#### Work to be completed
Return the records word for word. Pictures do not belong in the copy.

*** Opening of Records to use ***

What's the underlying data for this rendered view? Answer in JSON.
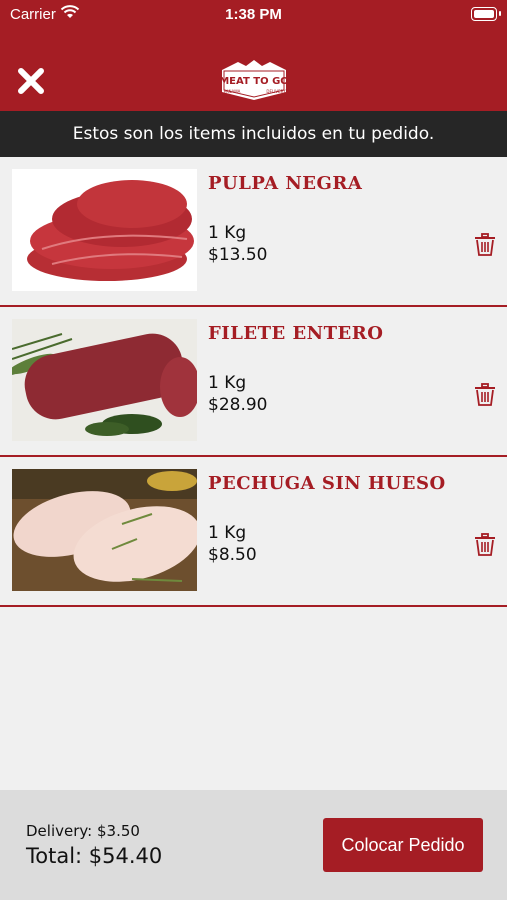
{
  "status_bar": {
    "carrier": "Carrier",
    "time": "1:38 PM",
    "wifi_icon": "wifi-icon",
    "battery_icon": "battery-icon"
  },
  "header": {
    "close_icon": "close-icon",
    "logo_text": "MEAT TO GO",
    "logo_left": "PANAMA",
    "logo_right": "DELIVERY",
    "brand_color": "#a51d24"
  },
  "banner": {
    "text": "Estos son los items incluidos en tu pedido."
  },
  "items": [
    {
      "name": "PULPA NEGRA",
      "qty": "1 Kg",
      "price": "$13.50"
    },
    {
      "name": "FILETE ENTERO",
      "qty": "1 Kg",
      "price": "$28.90"
    },
    {
      "name": "PECHUGA SIN HUESO",
      "qty": "1 Kg",
      "price": "$8.50"
    }
  ],
  "footer": {
    "delivery": "Delivery: $3.50",
    "total": "Total: $54.40",
    "button_label": "Colocar Pedido"
  }
}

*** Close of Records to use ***

#### Written response
What's the underlying data for this rendered view? Answer in JSON.
{
  "status_bar": {
    "carrier": "Carrier",
    "time": "1:38 PM",
    "wifi_icon": "wifi-icon",
    "battery_icon": "battery-icon"
  },
  "header": {
    "close_icon": "close-icon",
    "logo_text": "MEAT TO GO",
    "logo_left": "PANAMA",
    "logo_right": "DELIVERY",
    "brand_color": "#a51d24"
  },
  "banner": {
    "text": "Estos son los items incluidos en tu pedido."
  },
  "items": [
    {
      "name": "PULPA NEGRA",
      "qty": "1 Kg",
      "price": "$13.50"
    },
    {
      "name": "FILETE ENTERO",
      "qty": "1 Kg",
      "price": "$28.90"
    },
    {
      "name": "PECHUGA SIN HUESO",
      "qty": "1 Kg",
      "price": "$8.50"
    }
  ],
  "footer": {
    "delivery": "Delivery: $3.50",
    "total": "Total: $54.40",
    "button_label": "Colocar Pedido"
  }
}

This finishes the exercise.